  • Congress is still trying to work out whether it will approve sending Americans a $2,000 stimulus check.

Check your bank account online later tonight, because it sounds like some people may see their new stimulus check for $600 deposited into their account as soon as this evening, according to a series of tweets Tuesday from Treasury Secretary Steve Mnuchin.

Mnuchin had previously said that the vast majority of disbursements following the approval of $600 stimulus checks as part of the recently passed $900 billion COVID relief bill will come in the form of direct deposits into individual bank accounts. That means the process should unfold considerably faster than it did the first time around earlier this year, after Congress passed the $2.2 trillion CARES Act — which then meant new systems and tools needed to be put into place to disburse and track the money, not to mention Americans needing to give their bank information to the IRS if they hadn’t already.

In addition to the news he shared Tuesday (via the tweet you can find below) that the $600 stimulus checks could start hitting some bank accounts tonight, Mnuchin added that a wave of paper check mailouts will start to occur on Wednesday. “The good news is this is a very, very fast way of getting money into the economy,” Mnuchin told CNBC host Jim Cramer. “People go out and spend this money, and that helps small business and that helps getting more people back to work.”

The $600 stimulus check amounts, of course, are half of the amount that was made possible via the CARES Act in March (which provided for $1,200 checks). Because the coronavirus pandemic has considerably worsened since then, there’s been a widespread push among lawmakers who’ve argued that because the pandemic is much worse now than in March, the stimulus checks should be bigger rather than smaller.

The House on Monday night passed a bill to bump up the stimulus check payments to $2,000 with a two-thirds majority, and Senate Minority Leader Chuck Schumer followed that up on Tuesday by attempting to pass the Caring for Americans with Supplemental Help (CASH) Act by unanimous consent on the Senate floor. However, Republican Senate Majority Leader Mitch McConnell objected to the request, and it only takes one senator to object to such a request to defeat it.

Shortly after McConnell did so, President Trump blasted the move on Twitter:

Meanwhile, given that $600 stimulus checks are now starting to be sent out, it’s unclear what that means for the push for $2,000 checks.

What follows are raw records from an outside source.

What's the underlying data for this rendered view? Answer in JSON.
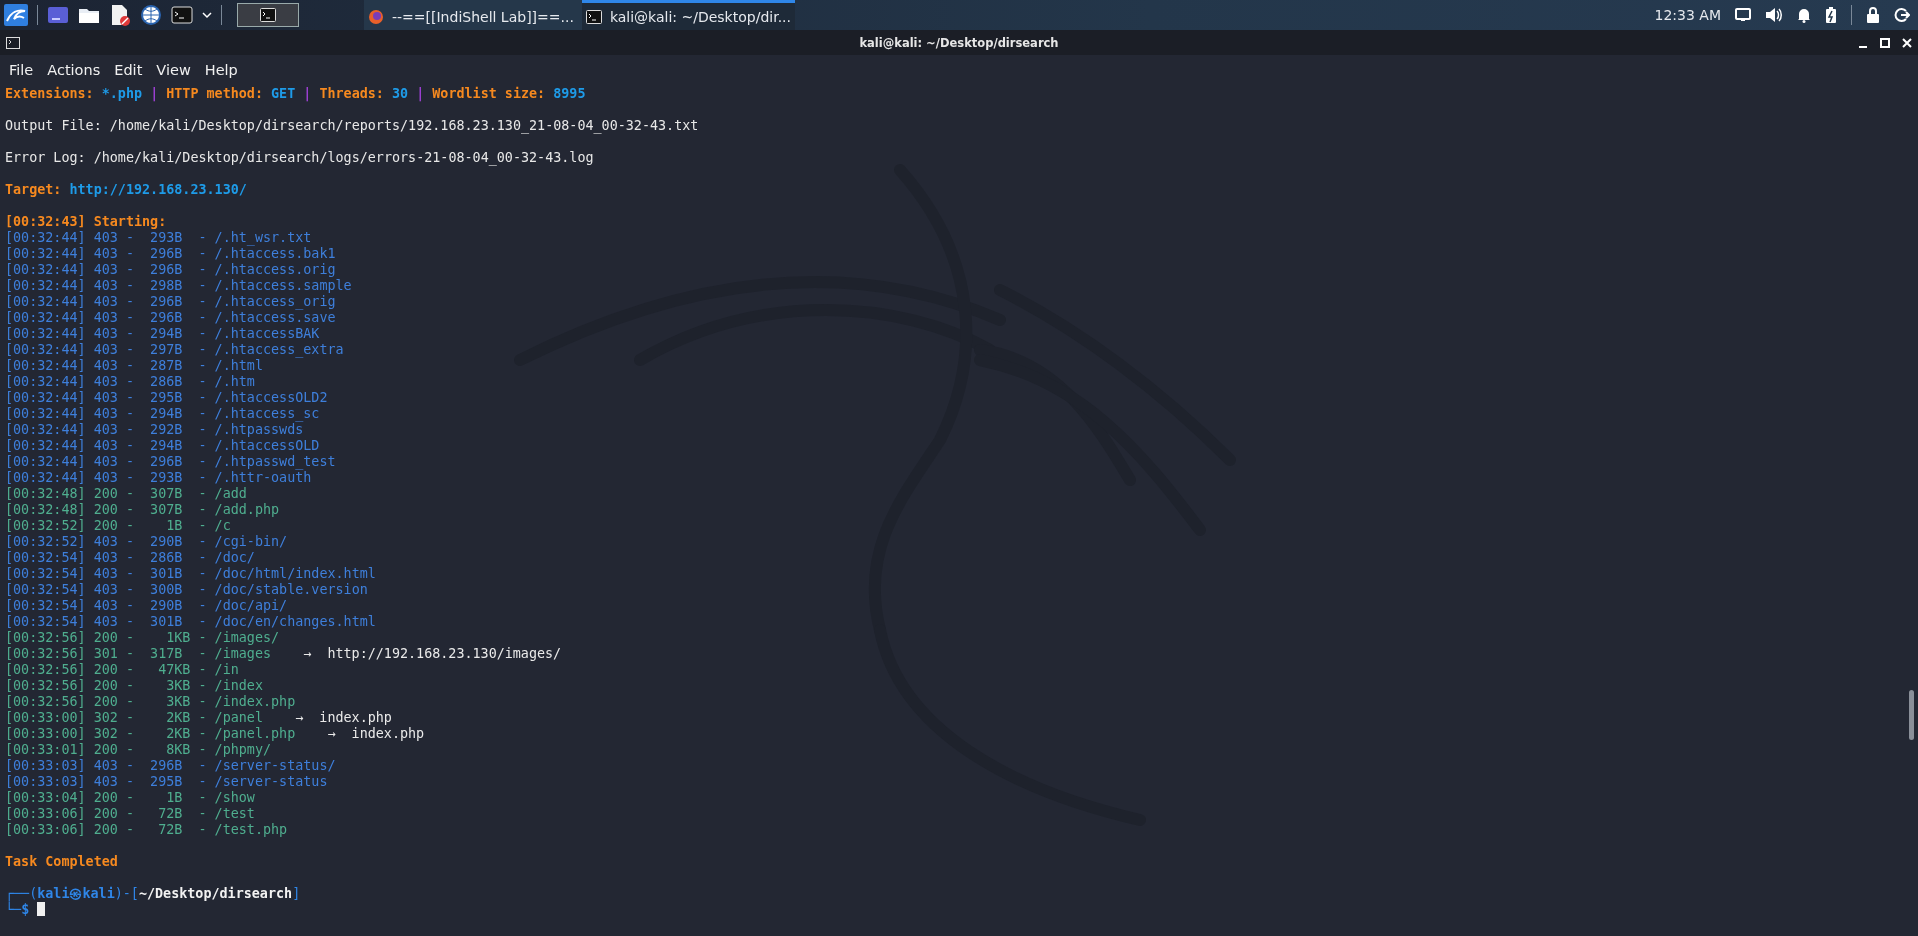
{
  "taskbar": {
    "tasks": [
      {
        "kind": "browser",
        "label": "--==[[IndiShell Lab]]==...",
        "selected": false
      },
      {
        "kind": "terminal",
        "label": "kali@kali: ~/Desktop/dir...",
        "selected": true
      }
    ],
    "clock": "12:33 AM"
  },
  "window": {
    "title": "kali@kali: ~/Desktop/dirsearch"
  },
  "menu": [
    "File",
    "Actions",
    "Edit",
    "View",
    "Help"
  ],
  "header": [
    {
      "kind": "field",
      "label": "Extensions:",
      "value": "*.php"
    },
    {
      "kind": "separator",
      "label": "|"
    },
    {
      "kind": "field",
      "label": "HTTP method:",
      "value": "GET"
    },
    {
      "kind": "separator",
      "label": "|"
    },
    {
      "kind": "field",
      "label": "Threads:",
      "value": "30"
    },
    {
      "kind": "separator",
      "label": "|"
    },
    {
      "kind": "field",
      "label": "Wordlist size:",
      "value": "8995"
    }
  ],
  "output_file": "Output File: /home/kali/Desktop/dirsearch/reports/192.168.23.130_21-08-04_00-32-43.txt",
  "error_log": "Error Log: /home/kali/Desktop/dirsearch/logs/errors-21-08-04_00-32-43.log",
  "target": {
    "label": "Target:",
    "value": "http://192.168.23.130/"
  },
  "starting": "[00:32:43] Starting:",
  "rows": [
    {
      "text": "[00:32:44] 403 -  293B  - /.ht_wsr.txt",
      "color": "#3e7fdb"
    },
    {
      "text": "[00:32:44] 403 -  296B  - /.htaccess.bak1",
      "color": "#3e7fdb"
    },
    {
      "text": "[00:32:44] 403 -  296B  - /.htaccess.orig",
      "color": "#3e7fdb"
    },
    {
      "text": "[00:32:44] 403 -  298B  - /.htaccess.sample",
      "color": "#3e7fdb"
    },
    {
      "text": "[00:32:44] 403 -  296B  - /.htaccess_orig",
      "color": "#3e7fdb"
    },
    {
      "text": "[00:32:44] 403 -  296B  - /.htaccess.save",
      "color": "#3e7fdb"
    },
    {
      "text": "[00:32:44] 403 -  294B  - /.htaccessBAK",
      "color": "#3e7fdb"
    },
    {
      "text": "[00:32:44] 403 -  297B  - /.htaccess_extra",
      "color": "#3e7fdb"
    },
    {
      "text": "[00:32:44] 403 -  287B  - /.html",
      "color": "#3e7fdb"
    },
    {
      "text": "[00:32:44] 403 -  286B  - /.htm",
      "color": "#3e7fdb"
    },
    {
      "text": "[00:32:44] 403 -  295B  - /.htaccessOLD2",
      "color": "#3e7fdb"
    },
    {
      "text": "[00:32:44] 403 -  294B  - /.htaccess_sc",
      "color": "#3e7fdb"
    },
    {
      "text": "[00:32:44] 403 -  292B  - /.htpasswds",
      "color": "#3e7fdb"
    },
    {
      "text": "[00:32:44] 403 -  294B  - /.htaccessOLD",
      "color": "#3e7fdb"
    },
    {
      "text": "[00:32:44] 403 -  296B  - /.htpasswd_test",
      "color": "#3e7fdb"
    },
    {
      "text": "[00:32:44] 403 -  293B  - /.httr-oauth",
      "color": "#3e7fdb"
    },
    {
      "text": "[00:32:48] 200 -  307B  - /add",
      "color": "#4fae8f"
    },
    {
      "text": "[00:32:48] 200 -  307B  - /add.php",
      "color": "#4fae8f"
    },
    {
      "text": "[00:32:52] 200 -    1B  - /c",
      "color": "#4fae8f"
    },
    {
      "text": "[00:32:52] 403 -  290B  - /cgi-bin/",
      "color": "#3e7fdb"
    },
    {
      "text": "[00:32:54] 403 -  286B  - /doc/",
      "color": "#3e7fdb"
    },
    {
      "text": "[00:32:54] 403 -  301B  - /doc/html/index.html",
      "color": "#3e7fdb"
    },
    {
      "text": "[00:32:54] 403 -  300B  - /doc/stable.version",
      "color": "#3e7fdb"
    },
    {
      "text": "[00:32:54] 403 -  290B  - /doc/api/",
      "color": "#3e7fdb"
    },
    {
      "text": "[00:32:54] 403 -  301B  - /doc/en/changes.html",
      "color": "#3e7fdb"
    },
    {
      "text": "[00:32:56] 200 -    1KB - /images/",
      "color": "#4fae8f"
    },
    {
      "text": "[00:32:56] 301 -  317B  - /images",
      "color": "#4fae8f",
      "redirect": "→  http://192.168.23.130/images/"
    },
    {
      "text": "[00:32:56] 200 -   47KB - /in",
      "color": "#4fae8f"
    },
    {
      "text": "[00:32:56] 200 -    3KB - /index",
      "color": "#4fae8f"
    },
    {
      "text": "[00:32:56] 200 -    3KB - /index.php",
      "color": "#4fae8f"
    },
    {
      "text": "[00:33:00] 302 -    2KB - /panel",
      "color": "#4fae8f",
      "redirect": "→  index.php"
    },
    {
      "text": "[00:33:00] 302 -    2KB - /panel.php",
      "color": "#4fae8f",
      "redirect": "→  index.php"
    },
    {
      "text": "[00:33:01] 200 -    8KB - /phpmy/",
      "color": "#4fae8f"
    },
    {
      "text": "[00:33:03] 403 -  296B  - /server-status/",
      "color": "#3e7fdb"
    },
    {
      "text": "[00:33:03] 403 -  295B  - /server-status",
      "color": "#3e7fdb"
    },
    {
      "text": "[00:33:04] 200 -    1B  - /show",
      "color": "#4fae8f"
    },
    {
      "text": "[00:33:06] 200 -   72B  - /test",
      "color": "#4fae8f"
    },
    {
      "text": "[00:33:06] 200 -   72B  - /test.php",
      "color": "#4fae8f"
    }
  ],
  "completed": "Task Completed",
  "prompt": {
    "open": "┌──(",
    "user_host": "kali㉿kali",
    "mid": ")-[",
    "path": "~/Desktop/dirsearch",
    "close": "]",
    "branch": "└─",
    "symbol": "$"
  }
}
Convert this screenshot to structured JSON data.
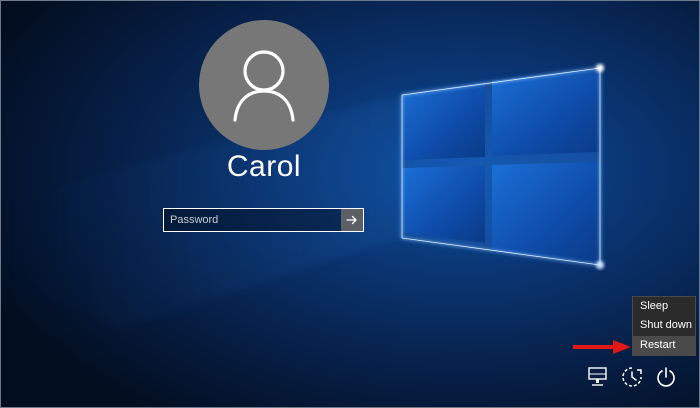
{
  "user": {
    "name": "Carol",
    "avatar_icon": "user-silhouette-icon"
  },
  "password": {
    "placeholder": "Password",
    "value": "",
    "submit_icon": "arrow-right-icon"
  },
  "power_menu": {
    "items": [
      {
        "label": "Sleep"
      },
      {
        "label": "Shut down"
      },
      {
        "label": "Restart"
      }
    ],
    "highlighted": "Restart"
  },
  "corner_icons": [
    {
      "name": "network-icon"
    },
    {
      "name": "ease-of-access-icon"
    },
    {
      "name": "power-icon"
    }
  ],
  "colors": {
    "background": "#03152c",
    "logo_glow": "#3d8bff",
    "avatar_bg": "#777777",
    "menu_bg": "#2b2b2b",
    "menu_selected": "#4a4a4a",
    "pointer_arrow": "#e01818"
  }
}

It sounds like a big mess is potentially in the works, because if the Senate, by some miracle, does approve $2,000 stimulus checks in a few days, people would be in a position where some Americans would have already received $600. So a wave of additional $1,400 checks would presumably have to be sent to those earlier $600 recipients, and $2,000 checks to everyone else.

Andy Meek Trending News Editor

Andy Meek is a reporter based in Memphis who has covered media, entertainment, and culture for over 20 years. His work has appeared in outlets including The Guardian, Forbes, and The Financial Times, and he’s written for BGR since 2015. Andy's coverage includes technology and entertainment, and he has a particular interest in all things streaming.

Over the years, he’s interviewed legendary figures in entertainment and tech that range from Stan Lee to John McAfee, Peter Thiel, and Reed Hastings.